Henry W. And Albert A. Berg Collection of English and American Literature, Humanities and Social Sciences Library, New York Public Library , New York, NY, USA <https://www.nypl.org/about/divisions/berg-collection-english-and-american-literature>
- The Poems of Mr. Gray. To which are prefixed Memoirs of his Life and Writings by W[illiam]. Mason. York: printed by A. Ward; and sold by J. Dodsley, London; and J. Todd, York, 1775, letter xliv, section iv, 294-296
- The Works of Thomas Gray, 2 vols. Ed. by Thomas James Mathias. London: William Bulmer, 1814, section IV, letter XLIV, vol. i, 396-401
- The Works of Thomas Gray, 2 vols. Ed. by John Mitford. London: J. Mawman, 1816, section IV, letter CV, vol. ii, 403-409
- The Letters of Thomas Gray, 2 vols. in one. London: J. Sharpe, 1819, letter CXVI, vol. ii, 65-73
- The Works of Thomas Gray, 5 vols. Ed. by John Mitford. London: W. Pickering, 1835-1843, section IV, letter CXV, vol. iii, 302-311
- The Correspondence of Thomas Gray and William Mason, with Letters to the Rev. James Brown, D.D. Ed. by the Rev. John Mitford. London: Richard Bentley, 1853, letter LXXX, 301-306
- The Letters of Thomas Gray, including the correspondence of Gray and Mason, 3 vols. Ed. by Duncan C. Tovey. London: George Bell and Sons, 1900-12, letter no. CCXLVIII, vol. iii, 4-7
- Essays and Criticisms by Thomas Gray. Ed. with Introduction and Notes by Clark Sutherland Northup. Boston and London: D. C. Heath & Co., 1911, letter excerpt, 255-257

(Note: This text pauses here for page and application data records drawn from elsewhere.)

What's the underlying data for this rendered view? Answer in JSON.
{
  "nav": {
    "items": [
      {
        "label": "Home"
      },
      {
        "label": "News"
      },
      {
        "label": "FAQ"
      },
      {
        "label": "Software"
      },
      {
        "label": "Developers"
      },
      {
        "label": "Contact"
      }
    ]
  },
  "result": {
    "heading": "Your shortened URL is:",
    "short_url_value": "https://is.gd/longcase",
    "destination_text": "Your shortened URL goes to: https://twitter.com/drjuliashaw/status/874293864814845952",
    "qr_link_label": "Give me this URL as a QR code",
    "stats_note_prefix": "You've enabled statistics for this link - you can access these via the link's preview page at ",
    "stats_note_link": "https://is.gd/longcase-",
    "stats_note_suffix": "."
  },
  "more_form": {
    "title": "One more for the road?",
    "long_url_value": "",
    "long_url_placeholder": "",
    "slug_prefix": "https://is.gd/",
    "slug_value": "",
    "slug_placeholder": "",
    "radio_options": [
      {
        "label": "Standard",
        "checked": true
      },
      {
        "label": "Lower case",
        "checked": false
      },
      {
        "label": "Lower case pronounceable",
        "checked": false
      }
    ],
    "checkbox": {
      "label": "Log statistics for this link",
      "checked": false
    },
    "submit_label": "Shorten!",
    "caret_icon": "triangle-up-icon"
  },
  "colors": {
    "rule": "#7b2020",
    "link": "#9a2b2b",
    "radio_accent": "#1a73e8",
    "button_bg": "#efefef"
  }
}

- Correspondence of Thomas Gray, 3 vols. Ed. by the late Paget Toynbee and Leonard Whibley, with corrections and additions by H. W. Starr. Oxford: Clarendon Press, 1971 [1st ed. 1935], letter no. 366, vol. ii, 794-796